Eating Because You're Happy or Sad
Comfort food gets such a bad rap. It's okay to eat "bad" stuff sometimes -- and yes, even when you're not really hungry. It helps keep you from feeling deprived, says Marsha Hudnall, program director of Green Mountain at Fox Run, a women's lifestyle retreat in Ludlow, Vermont. Of course, if you frequently eat for emotional reasons -- because you're feeling sad or bored, for instance -- it's important to explore why and find other ways to cope.
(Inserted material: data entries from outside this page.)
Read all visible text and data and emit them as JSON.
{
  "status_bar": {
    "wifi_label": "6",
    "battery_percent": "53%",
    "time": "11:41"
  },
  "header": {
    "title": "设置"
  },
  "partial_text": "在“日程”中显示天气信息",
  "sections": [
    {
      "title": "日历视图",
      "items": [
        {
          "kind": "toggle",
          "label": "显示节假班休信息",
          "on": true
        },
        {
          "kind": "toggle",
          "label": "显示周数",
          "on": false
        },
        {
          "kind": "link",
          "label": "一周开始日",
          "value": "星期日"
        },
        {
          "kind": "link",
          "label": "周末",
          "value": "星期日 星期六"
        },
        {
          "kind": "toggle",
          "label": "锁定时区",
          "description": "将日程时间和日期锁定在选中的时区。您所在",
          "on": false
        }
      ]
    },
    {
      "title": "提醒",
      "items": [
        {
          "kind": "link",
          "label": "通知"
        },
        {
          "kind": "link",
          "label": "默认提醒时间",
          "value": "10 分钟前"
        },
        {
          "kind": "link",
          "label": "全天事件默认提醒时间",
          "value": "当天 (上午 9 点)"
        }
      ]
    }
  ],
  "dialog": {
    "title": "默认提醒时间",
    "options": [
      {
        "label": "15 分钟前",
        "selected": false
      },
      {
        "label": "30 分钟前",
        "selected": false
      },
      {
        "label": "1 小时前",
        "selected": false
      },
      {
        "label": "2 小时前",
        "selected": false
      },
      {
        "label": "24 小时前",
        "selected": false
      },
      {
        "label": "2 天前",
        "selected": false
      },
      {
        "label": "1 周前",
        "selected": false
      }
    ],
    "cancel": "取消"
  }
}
Otherwise, eating in a basically healthy way on a regular basis means you're free to eat a plate of french fries on a Friday night (or Wednesday afternoon) just because you're in the mood -- or just because they taste so good. So dig in, and hold the guilt.
Having a Hobby
Even if it means less time with your child, do what you love. You don't have to put aside a hobby or interest because you're a mom. It can be something you work on at home: Sarah Kearney of Portland, Oregon, does needlepoint while her 2-year-old, Phoebe, watches DVDs. Or it can take you out of the house: Kathy Waugh of Ann Arbor, Michigan, loves to act and recently performed in a local amateur production of Chicago. What matters isn't what you choose to do, but that it makes you feel like you again. You'll feel rejuvenated by it -- and end up a much happier mom for your kids. "It's amazing what working out at a health club does for my peace of mind," says Teresa DeSimone, a mom of three kids under 6 in Prior Lake, Minnesota. "I feel great by the time I get home to my family."
Seeing funny shows on the tube releases tension and makes people feel happier, a recent study finds. So go ahead and tune in to some Will & Grace therapy, and stop worrying that it's bad for you. "To chill out, I often watch a couple of hours of TV on the weekend," says Ponteir Sackrey of Jackson Hole, Wyoming, a mom of two. "Frankly, I find it quite restorative. I feel refreshed when I return to work on Monday, and not running around seeking 'fulfilling' activities has been a relief."
Dropping Out of Yoga or Spinning
You heard it here: It's okay to forget about a form of exercise you really don't like. Despite its popularity, "om-ing" isn't for everyone. If the only reason you're doing yoga -- or running on a treadmill, or taking a spinning class -- is because you think you should, ditch it and find a workout you actually enjoy. "When people ask me what the best exercise is, I always ask, 'What keeps you coming back for more?'" says Neil Maki, a spokesperson for the American Council on Exercise. "Despite TV testimonials and fitness trends, there is no ultimate workout. Do what you truly like, and you'll lose the baby fat." It doesn't matter if you end up dancing, biking, or jumping on a mini-trampoline. If it's fun, go for it. If the shoe doesn't fit, it's time to move on.
Anna Roufos writes for Glamour, Fitness, and Self.